    In newborns, the intestinal form of cystic fibrosis can manifest itself as meconium ileus – intestinal obstruction as a result of blockage of the intestinal lumen with thick and viscous meconium. Normally, in newborns, meconium should leave in the first day of life. If this does not happen, there should be alertness about cystic fibrosis, especially if the parents or close relatives of the child have signs of this disease. Complications of meconial ileus are perforation (hole formation) of the intestinal wall and the development of a serious condition – meconial peritonitis (inflammation of the peritoneum).
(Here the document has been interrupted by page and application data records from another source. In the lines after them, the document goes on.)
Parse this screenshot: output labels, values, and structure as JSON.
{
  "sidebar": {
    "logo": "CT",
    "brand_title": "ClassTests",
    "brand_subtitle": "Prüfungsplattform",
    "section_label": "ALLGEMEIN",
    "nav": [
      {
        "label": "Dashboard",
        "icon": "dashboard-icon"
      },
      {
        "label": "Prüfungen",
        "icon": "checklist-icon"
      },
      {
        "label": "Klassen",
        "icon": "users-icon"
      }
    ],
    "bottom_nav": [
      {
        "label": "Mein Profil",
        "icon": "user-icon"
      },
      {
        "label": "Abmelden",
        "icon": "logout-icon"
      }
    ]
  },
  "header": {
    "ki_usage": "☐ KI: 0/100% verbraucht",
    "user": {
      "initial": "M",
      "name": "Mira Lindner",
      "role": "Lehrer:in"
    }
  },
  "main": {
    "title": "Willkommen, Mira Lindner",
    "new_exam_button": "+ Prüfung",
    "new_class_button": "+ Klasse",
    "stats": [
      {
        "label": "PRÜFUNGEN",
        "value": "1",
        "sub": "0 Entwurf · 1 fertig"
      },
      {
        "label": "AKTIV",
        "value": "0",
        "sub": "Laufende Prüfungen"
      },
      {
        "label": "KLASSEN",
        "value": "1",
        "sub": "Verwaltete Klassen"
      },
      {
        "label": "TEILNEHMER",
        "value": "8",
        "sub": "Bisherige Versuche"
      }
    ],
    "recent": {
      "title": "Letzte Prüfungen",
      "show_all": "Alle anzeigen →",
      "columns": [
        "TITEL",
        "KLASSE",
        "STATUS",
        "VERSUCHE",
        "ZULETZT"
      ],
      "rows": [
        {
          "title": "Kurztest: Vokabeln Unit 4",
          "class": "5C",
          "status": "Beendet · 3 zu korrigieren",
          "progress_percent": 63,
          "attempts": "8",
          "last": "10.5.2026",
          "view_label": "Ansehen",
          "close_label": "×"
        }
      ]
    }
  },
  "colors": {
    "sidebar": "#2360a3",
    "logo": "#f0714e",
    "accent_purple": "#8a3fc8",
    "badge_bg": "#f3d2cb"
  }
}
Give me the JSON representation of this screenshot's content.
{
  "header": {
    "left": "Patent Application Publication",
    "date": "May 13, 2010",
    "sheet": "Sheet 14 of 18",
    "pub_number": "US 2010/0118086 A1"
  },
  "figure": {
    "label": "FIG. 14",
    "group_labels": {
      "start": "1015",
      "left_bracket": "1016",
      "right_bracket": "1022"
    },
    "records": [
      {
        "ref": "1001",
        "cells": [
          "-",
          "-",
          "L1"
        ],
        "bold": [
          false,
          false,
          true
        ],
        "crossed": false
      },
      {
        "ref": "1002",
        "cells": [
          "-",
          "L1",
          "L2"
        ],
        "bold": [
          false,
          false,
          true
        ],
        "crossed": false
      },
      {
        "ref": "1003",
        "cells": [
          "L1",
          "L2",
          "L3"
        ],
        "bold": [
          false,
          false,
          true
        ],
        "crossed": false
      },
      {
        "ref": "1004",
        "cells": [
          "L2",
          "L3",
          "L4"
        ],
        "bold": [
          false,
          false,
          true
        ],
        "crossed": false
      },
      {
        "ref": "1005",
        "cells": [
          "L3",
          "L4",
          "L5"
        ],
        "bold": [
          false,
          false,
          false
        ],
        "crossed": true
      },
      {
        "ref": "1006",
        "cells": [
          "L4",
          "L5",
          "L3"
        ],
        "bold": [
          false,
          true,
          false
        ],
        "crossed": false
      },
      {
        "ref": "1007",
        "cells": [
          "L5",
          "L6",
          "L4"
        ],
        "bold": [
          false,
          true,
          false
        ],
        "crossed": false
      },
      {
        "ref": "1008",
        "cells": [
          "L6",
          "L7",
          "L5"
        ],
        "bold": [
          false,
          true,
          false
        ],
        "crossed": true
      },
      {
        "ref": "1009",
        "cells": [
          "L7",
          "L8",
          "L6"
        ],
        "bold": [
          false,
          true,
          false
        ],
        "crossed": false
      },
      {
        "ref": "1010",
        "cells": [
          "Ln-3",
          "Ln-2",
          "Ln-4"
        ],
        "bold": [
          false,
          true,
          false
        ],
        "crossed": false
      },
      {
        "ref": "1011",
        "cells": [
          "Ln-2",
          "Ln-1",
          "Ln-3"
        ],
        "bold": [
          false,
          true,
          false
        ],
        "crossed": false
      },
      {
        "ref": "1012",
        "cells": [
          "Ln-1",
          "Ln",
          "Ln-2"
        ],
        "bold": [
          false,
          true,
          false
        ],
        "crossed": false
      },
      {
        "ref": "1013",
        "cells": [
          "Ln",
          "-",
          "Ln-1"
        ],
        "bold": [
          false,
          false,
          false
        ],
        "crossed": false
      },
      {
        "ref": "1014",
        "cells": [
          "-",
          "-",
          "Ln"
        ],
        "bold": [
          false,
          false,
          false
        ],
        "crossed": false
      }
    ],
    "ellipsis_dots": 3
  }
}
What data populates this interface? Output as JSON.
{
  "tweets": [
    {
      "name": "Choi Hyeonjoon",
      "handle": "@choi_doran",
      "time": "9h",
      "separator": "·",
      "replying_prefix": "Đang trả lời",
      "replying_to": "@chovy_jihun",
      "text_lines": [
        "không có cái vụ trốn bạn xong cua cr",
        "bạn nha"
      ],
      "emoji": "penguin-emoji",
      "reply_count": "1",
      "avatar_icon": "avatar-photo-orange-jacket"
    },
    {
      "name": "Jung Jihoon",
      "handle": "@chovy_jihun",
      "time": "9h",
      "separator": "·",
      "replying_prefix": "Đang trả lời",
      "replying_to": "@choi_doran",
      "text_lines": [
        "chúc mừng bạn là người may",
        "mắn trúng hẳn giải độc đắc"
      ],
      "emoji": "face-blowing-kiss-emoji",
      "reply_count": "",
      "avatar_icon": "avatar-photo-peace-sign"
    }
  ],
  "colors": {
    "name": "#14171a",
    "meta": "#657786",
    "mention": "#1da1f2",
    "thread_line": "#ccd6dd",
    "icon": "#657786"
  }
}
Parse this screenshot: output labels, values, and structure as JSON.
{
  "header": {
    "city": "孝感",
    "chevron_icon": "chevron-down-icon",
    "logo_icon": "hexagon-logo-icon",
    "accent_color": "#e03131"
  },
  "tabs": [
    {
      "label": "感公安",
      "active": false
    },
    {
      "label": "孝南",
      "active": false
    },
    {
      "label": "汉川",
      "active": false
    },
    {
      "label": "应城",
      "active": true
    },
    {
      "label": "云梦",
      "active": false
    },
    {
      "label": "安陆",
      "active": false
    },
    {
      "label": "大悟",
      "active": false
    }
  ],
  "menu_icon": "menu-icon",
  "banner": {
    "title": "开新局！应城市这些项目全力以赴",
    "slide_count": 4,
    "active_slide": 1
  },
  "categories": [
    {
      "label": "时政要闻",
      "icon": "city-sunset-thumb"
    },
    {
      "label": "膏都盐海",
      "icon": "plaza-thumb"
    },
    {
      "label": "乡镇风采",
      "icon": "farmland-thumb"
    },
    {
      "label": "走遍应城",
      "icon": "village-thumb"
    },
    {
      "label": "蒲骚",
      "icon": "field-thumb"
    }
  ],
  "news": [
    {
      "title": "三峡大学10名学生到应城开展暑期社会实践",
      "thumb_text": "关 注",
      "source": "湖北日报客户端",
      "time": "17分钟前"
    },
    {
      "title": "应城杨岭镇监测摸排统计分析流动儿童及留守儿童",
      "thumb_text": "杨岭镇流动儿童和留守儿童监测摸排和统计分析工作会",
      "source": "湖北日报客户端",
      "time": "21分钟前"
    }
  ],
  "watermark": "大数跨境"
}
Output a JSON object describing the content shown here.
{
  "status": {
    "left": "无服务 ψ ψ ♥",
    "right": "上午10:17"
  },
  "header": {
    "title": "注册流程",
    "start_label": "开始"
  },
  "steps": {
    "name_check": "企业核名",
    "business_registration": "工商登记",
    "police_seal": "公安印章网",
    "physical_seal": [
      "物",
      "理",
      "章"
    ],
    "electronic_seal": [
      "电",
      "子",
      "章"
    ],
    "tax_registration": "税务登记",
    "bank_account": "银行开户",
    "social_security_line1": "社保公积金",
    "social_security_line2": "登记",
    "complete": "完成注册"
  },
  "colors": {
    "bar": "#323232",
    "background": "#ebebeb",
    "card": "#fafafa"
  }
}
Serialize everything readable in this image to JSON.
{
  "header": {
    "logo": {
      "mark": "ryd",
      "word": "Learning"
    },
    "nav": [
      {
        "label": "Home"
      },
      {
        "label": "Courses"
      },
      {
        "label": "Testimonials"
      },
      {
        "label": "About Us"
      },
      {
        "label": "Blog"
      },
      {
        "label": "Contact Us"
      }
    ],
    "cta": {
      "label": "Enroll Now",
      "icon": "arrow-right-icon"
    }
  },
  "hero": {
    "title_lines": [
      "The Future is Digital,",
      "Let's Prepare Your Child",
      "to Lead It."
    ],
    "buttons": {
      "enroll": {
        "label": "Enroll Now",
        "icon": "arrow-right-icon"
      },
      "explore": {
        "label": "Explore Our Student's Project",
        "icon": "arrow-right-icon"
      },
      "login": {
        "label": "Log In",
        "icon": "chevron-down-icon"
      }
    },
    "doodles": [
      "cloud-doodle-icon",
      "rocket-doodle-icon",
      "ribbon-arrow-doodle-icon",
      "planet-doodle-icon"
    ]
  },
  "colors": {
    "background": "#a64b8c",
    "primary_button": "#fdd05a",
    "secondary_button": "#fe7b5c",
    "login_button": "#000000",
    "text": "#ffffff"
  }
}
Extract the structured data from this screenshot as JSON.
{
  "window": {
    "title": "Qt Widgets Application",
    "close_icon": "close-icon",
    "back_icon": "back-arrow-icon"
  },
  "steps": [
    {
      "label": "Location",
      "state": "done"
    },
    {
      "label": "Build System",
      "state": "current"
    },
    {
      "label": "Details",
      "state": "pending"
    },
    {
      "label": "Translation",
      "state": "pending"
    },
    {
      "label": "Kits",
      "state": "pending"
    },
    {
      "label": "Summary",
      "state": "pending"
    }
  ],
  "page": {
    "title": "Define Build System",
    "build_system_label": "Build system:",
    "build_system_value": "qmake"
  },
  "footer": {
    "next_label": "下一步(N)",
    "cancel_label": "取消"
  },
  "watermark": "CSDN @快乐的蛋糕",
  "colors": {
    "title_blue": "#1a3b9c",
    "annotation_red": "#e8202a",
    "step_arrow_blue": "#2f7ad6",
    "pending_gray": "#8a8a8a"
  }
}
    In the first year of life, a child with cystic fibrosis, despite good care, rational feeding and good appetite, does not gain weight well. Signs of cystic fibrosis are especially pronounced when switching from breastfeeding to mixed or artificial feeding. The appearance of children with cystic fibrosis is characteristic: a “doll” face, a deformed chest, a large swollen abdomen, and often an umbilical hernia. The limbs are thin, there is a deformation (thickening) of the terminal phalanges of the fingers in the form of drumsticks.The skin is dry, its color is grayish-earthy. The child’s stool is abundant, liquid, grayish in color, with a fetid, specific smell of rancid fat (“mouse smell”), greasy and shiny, poorly washed off the pot and diapers. A common symptom of “slippage” is when a baby has stool immediately after a feed. In some cases, there may be constipation, a putty stool consistency, or the release of liquefied stool is preceded by the release of a stool. Against the background of constipation, prolapse of the rectal mucosa often occurs (as a rule, surgical correction is not required in this case).Sometimes undigested fat flows out of the baby’s anus in the form of an oily liquid, leaving a greasy mark on the diapers. If bowel movements and urination occur at the same time, fat floats on the surface of the urine in the form of oily films. Due to the constant long-term disturbance of the digestive processes, the child, against the background of a usually good or increased appetite, loses weight (up to the development of severe forms of exhaustion), signs of deficiency of various vitamins (polyhypovitaminosis) appear, metabolic processes suffer.Children are lagging behind in physical development. Diagnosis of cystic fibrosis is carried out by examining feces (determination of undigested food debris), determination of trypsin in feces, sweat samples (sodium and chlorine content in sweat fluid) and using a specific genetic study with the identification of a mutant gene. Treatment for the intestinal form of cystic fibrosis is aimed at improving the digestive processes. In a severe and moderately severe child’s condition, when malabsorption syndrome is combined with dehydration and severe toxicosis, the diet begins with a water-tea break.The child is soldered at the rate of 100-150 ml / kg of body weight per day with 5% glucose solution, rehydron, green tea, etc. In a serious condition, glucose-salt solutions are also administered intravenously. In the hospital in the acute period, hormonal therapy is prescribed with a short course, vitamins. After relieving the exacerbation, the child is transferred to a diet with a feeding frequency of 8-10 times a day. Babies in the first year of life continue to receive breast milk, which is the optimal type of food for them. For artificial feeding, preference should be given to formulas that contain fats in the form of medium chain triglycerides.These components of fats do not require the participation of pancreatic enzymes for their digestion and therefore are easily absorbed. After the introduction of complementary foods and in later life, the child’s diet should include a minimum amount of fat and a large amount of protein. Patients with cystic fibrosis need an increased amount of protein, since it is lost in a significant amount due to malabsorption syndrome. Therefore, it is necessary to include such high-protein foods as meat, fish, eggs and cottage cheese in the diet of a child from 7 months of age.In addition to the diet, individually selected dosages of enzyme preparations are prescribed. To normalize the intestinal biocenosis, preparations of normal intestinal flora are used in courses of 2-3 months or more.